In the short story ''Barbie Q,'' Sandra Cisneros portrays that Barbie dolls can impact girl's lives as they grow up, and influence the way they act and perceive themselves. These girls grow up in a poor family environment considering that they acquired the rest of the dolls in a toys sale after a store burned down. In ‘‘Barbie Q,’’what is the thematic significance of the damaged dolls after the fire? The girl’s enthusiasm to get the new dolls -when they said that they prefer to receive new doll’s clothes- suggests that the meaning of these Barbie dolls is more than just a new toy.
“There is nothing more rare, nor more beautiful, than a woman being unapologetically herself; comfortable in her perfect imperfection. To me, that is the true essence of beauty.” This beautiful quote stated by Steve Maraboli is directed towards women, but instead should be directed towards both the male and female audience. Body shaming has been around ever since we can remember. In the early 1900’s was when the perfect body image movement really started.
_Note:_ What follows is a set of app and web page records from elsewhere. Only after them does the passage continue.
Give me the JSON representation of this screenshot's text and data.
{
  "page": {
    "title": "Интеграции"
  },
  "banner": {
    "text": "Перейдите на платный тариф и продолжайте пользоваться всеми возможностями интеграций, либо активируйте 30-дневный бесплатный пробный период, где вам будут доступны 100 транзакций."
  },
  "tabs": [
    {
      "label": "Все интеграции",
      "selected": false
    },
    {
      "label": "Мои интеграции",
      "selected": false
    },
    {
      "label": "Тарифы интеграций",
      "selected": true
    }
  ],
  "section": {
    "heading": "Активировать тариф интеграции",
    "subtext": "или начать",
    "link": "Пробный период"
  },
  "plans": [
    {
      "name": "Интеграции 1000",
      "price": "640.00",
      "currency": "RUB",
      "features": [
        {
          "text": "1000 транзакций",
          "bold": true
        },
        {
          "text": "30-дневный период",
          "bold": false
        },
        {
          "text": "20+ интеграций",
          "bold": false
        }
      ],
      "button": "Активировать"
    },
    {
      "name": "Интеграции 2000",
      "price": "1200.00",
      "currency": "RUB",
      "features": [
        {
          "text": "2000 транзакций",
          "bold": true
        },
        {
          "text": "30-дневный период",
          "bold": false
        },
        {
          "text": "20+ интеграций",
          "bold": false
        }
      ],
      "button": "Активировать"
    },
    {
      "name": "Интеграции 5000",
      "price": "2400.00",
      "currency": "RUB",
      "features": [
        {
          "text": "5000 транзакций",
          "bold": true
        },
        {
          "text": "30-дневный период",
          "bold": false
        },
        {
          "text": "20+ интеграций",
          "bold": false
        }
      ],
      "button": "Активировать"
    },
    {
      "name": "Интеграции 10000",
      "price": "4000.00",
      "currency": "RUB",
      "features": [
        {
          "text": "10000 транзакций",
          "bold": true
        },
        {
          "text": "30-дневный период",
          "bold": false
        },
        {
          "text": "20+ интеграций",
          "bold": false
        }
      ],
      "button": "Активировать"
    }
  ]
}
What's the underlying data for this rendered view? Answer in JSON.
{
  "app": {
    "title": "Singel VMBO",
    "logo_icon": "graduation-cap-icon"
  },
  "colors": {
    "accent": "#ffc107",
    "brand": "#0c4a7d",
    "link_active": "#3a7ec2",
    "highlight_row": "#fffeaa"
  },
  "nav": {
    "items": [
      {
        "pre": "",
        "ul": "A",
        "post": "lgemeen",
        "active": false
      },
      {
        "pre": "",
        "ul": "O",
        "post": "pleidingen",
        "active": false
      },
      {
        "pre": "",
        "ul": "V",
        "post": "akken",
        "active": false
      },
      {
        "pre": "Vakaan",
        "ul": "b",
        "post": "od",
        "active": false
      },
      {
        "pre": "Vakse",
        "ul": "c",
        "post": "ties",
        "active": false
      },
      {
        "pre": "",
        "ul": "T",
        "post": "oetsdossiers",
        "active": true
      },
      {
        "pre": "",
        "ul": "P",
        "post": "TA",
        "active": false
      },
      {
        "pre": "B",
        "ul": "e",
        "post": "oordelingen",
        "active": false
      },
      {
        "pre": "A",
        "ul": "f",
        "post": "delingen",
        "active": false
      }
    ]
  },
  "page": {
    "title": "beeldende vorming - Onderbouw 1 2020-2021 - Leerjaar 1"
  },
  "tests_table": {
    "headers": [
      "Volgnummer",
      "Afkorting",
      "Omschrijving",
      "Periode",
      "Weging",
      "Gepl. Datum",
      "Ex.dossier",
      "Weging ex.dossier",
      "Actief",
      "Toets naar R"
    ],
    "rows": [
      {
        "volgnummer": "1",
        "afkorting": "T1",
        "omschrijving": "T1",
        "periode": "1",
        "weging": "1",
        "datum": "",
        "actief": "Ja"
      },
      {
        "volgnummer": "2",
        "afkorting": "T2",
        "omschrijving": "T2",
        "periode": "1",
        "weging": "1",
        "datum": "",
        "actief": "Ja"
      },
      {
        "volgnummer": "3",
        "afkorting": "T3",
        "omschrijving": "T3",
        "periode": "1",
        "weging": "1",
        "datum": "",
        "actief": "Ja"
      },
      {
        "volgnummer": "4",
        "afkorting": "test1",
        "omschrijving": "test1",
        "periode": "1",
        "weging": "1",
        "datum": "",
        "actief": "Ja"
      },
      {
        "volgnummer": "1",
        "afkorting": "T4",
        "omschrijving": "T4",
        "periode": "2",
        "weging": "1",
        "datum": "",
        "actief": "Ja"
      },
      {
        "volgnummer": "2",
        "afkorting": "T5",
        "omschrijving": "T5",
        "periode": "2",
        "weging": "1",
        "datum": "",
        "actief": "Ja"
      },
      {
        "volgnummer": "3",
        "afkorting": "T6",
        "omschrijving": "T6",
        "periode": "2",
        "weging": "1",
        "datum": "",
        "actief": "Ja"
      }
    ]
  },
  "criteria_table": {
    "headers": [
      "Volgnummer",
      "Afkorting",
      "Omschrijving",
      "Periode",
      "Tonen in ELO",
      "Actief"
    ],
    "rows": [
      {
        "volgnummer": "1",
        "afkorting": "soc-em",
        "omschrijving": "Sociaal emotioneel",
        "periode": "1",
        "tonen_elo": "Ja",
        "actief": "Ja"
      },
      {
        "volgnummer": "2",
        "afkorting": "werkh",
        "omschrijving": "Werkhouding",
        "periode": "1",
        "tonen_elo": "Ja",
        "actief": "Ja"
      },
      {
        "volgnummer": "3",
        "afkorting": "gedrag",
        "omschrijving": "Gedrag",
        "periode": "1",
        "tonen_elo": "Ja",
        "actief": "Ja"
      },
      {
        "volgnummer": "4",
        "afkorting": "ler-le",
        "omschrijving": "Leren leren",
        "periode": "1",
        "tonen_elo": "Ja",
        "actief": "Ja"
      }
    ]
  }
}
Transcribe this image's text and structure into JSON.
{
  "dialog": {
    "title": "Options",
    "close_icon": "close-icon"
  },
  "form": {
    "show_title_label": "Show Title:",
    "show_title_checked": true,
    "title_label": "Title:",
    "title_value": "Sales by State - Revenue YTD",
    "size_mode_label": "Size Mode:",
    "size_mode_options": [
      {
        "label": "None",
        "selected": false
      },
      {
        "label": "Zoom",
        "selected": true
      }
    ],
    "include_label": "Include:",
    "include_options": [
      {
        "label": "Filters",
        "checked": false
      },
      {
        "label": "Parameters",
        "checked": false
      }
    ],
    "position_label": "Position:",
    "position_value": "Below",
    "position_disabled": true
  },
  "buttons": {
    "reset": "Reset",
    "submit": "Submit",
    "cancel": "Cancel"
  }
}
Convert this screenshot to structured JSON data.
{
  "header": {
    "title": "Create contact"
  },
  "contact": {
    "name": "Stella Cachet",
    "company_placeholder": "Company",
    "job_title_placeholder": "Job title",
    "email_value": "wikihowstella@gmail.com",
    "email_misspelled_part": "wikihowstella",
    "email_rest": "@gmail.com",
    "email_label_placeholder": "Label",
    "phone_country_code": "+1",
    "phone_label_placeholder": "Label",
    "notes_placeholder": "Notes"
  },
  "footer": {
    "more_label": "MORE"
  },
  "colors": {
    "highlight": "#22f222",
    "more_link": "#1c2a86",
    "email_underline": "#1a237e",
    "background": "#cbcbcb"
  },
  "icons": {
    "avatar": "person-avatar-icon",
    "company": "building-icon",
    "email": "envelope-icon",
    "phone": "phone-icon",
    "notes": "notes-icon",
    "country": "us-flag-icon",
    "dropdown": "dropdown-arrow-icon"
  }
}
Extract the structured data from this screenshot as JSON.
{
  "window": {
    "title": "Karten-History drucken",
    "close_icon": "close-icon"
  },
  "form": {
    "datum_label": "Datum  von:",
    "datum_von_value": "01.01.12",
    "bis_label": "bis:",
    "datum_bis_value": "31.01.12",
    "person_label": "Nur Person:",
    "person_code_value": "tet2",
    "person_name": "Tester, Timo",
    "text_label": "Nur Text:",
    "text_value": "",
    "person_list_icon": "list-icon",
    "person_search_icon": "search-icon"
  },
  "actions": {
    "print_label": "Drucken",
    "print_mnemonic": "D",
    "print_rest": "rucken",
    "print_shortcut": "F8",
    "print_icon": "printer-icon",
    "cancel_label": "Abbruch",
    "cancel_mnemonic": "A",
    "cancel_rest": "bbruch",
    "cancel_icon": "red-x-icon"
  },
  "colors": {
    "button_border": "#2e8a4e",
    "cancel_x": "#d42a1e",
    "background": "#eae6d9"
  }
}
Based on what I have read, on the Counterculture by Ellen Goodman, I agree that the media is sometimes sending the wrong message to children. When kids see things with a famous celebrity or something that they think everyone has. Then they go to their parents and beg them to buy it for them. Parents see what’s best for their children but when they are many things to say no to, it gets a little difficult. I understand this because when I was younger, I used to do it all the time.